The Final Frontier

On Netflix, I’ve been watching the first Star Trek series from 1966-69. I hadn’t viewed many episodes when I was a teenager. Our antenna ears television reception wasn’t exactly Star Date 2525. Now, fifty years later, this 21st century old man observes how our perspectives have changed and remained the same.

Diversity wasn’t “in” back then.

Supposedly, the series was “ground-breaking” by having a black woman (Uhura) in a prominent role on the show. But folks of color, black or brown, were few and far between. Heck, even Sulu, the only Asian-American, didn’t appear on many shows.

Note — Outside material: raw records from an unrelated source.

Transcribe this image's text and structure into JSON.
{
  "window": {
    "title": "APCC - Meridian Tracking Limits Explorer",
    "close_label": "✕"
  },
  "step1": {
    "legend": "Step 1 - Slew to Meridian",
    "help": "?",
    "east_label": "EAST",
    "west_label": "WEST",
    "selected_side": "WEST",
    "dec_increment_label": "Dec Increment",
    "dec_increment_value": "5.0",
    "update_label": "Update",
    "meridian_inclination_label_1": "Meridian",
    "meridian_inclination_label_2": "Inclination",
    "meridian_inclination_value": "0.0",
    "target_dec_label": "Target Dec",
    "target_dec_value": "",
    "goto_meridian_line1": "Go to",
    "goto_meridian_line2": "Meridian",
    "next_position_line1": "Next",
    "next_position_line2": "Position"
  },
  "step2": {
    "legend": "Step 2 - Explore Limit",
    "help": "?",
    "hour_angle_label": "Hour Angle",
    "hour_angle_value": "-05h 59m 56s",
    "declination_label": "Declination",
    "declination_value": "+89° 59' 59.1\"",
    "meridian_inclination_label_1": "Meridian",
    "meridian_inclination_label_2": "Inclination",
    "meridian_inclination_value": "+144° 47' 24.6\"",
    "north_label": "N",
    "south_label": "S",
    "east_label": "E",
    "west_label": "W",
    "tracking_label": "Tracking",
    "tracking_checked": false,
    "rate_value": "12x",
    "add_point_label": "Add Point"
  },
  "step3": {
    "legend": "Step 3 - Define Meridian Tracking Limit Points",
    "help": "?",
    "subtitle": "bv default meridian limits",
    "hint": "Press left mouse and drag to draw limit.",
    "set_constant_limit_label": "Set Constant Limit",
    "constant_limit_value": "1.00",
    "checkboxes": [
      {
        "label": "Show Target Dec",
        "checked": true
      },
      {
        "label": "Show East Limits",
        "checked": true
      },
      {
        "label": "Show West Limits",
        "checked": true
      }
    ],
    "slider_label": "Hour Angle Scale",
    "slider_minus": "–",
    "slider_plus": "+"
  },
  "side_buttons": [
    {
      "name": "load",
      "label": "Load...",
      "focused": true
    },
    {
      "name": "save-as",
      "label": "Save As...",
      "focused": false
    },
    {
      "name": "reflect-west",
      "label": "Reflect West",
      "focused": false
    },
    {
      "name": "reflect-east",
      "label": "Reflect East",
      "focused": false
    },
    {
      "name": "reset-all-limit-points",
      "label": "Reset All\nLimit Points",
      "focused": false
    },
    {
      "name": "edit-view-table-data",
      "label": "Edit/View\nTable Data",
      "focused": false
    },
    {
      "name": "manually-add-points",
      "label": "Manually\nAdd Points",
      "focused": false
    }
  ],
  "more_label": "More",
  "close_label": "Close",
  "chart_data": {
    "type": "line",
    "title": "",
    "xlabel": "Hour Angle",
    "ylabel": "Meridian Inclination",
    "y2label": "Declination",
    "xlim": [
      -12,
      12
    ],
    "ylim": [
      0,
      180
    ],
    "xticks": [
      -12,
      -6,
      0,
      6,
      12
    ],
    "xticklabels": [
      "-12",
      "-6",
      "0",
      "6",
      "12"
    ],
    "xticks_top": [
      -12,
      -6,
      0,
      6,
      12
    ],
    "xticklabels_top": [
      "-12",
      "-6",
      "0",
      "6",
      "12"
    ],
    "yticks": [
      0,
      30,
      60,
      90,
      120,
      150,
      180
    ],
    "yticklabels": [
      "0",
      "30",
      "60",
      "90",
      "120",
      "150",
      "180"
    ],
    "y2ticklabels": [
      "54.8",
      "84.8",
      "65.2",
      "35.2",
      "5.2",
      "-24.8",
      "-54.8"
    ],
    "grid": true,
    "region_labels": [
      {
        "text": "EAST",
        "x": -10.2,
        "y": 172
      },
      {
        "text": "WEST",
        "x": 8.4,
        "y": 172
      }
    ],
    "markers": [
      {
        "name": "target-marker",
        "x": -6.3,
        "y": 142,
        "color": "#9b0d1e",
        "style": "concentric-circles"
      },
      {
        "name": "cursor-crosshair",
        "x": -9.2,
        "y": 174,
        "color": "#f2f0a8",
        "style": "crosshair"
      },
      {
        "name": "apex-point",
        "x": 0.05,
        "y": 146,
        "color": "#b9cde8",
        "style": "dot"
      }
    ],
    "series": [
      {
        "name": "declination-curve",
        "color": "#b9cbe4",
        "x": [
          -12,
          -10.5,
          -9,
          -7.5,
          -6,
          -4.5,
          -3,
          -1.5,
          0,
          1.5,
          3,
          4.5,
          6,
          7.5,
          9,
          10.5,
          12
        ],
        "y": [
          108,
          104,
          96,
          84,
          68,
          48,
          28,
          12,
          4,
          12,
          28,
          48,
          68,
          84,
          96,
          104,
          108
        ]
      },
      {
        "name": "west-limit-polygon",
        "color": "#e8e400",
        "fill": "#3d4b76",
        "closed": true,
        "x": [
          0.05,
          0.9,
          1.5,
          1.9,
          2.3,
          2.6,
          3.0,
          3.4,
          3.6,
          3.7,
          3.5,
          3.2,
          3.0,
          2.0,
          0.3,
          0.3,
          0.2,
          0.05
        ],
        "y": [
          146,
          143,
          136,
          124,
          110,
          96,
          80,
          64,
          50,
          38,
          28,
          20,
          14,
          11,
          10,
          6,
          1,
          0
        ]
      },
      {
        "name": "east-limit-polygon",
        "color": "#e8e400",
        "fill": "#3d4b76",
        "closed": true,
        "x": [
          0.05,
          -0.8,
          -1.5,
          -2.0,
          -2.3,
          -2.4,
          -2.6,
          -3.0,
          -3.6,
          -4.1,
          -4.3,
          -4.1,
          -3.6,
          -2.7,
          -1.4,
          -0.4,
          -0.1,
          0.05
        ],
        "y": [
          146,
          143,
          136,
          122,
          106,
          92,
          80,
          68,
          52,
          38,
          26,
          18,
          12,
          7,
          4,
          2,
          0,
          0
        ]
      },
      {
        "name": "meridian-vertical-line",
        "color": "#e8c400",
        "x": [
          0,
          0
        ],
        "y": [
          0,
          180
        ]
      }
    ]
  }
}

Every time Captain Kirk beamed down security guards to another planet, they were always Caucasian. Generally, these guys were killed off. “Lost another crew member,” Kirk would moan. I doubt they were paid much, but still. . .Affirmative Action and Equal Employment Opportunity weren’t in vogue with the Federation’s Human Resource Department.

The Me-Too Movement would’ve had a field day.

Women? Each show boasted the most beautiful women in the world in skimpier and skimpier outfits. Female crew members wore tops which barely covered their behinds. Whether friend or more commonly foes, alien women filled the galaxy with lustful costumes, stacked bosoms, and sex-starved antics. More alien women fell “in love” with Kirk than James Bond in his heyday.

The Captain loved the Enterprise more than any one woman, but he portrayed the quintessential, heterosexual macho man to the hilt. No LGBT hints with any characters. Sexual orientation was one-sided.

Often, the thematic struggle was whether the logical reasoning espoused by the Vulcan Mr. Spock would win out over the emotional, argumentative counterpoints of Dr. “Bones” McCoy.
Spock based decisions and calculating future outcomes on empirical facts; Bones argued back with concepts and values of love, hate, friendship, sacrifice, and survival no matter the mathematical odds.

In today’s world, we throw facts aside without remorse. There are so many numbers in our solar system, we really can’t trust any one of them. We fall back on values and our personal, emotion-driven experience. Can’t trust the data provided by the news or fake news; can’t trust the commentators fired over sexual harassment allegations; can’t trust the written word, tweeted every few seconds. (Was there any life before Twitter).

Logic? Probabilities? We pay attention when meteorologists prognosticate when and where a hurricane will hit. Any gambler on any given Sunday will listen to the experts’ point spreads. We poll Americans daily on who they’ll vote for and what are their vices and virtues. We digest the data we’re fed—but make our final decision on our feelings under-pinned by our values.
In conclusion, I didn’t miss much by not watching Star Trek when I was “growing up.” (My favorite show was Get Smart, but that’s another article). Viewing each episode now, however flawed, has taught me that we sure live on an imperfect planet, but the Enterprise never visited a perfect one. Capt. Kirk and his human crew were always showing others a better way to exist and make progress.

I think there is hope (illogical) for us in this crazy (emotional) world. The other day, I sat in a booth behind a man dressed in a jacket, shirt and tie. He’d brought a homeless man in and bought him lunch. An act of kindness and an old TV show connected a couple of dots for me.

We, as humans, can do this. We can turn this ship around, maybe not at warp speed like the starship, but with the velocity of virtuous values, fueled with intersubjectively verifiable facts.
To paraphrase the Star Trek introduction, we can boldly go where many others have gone before.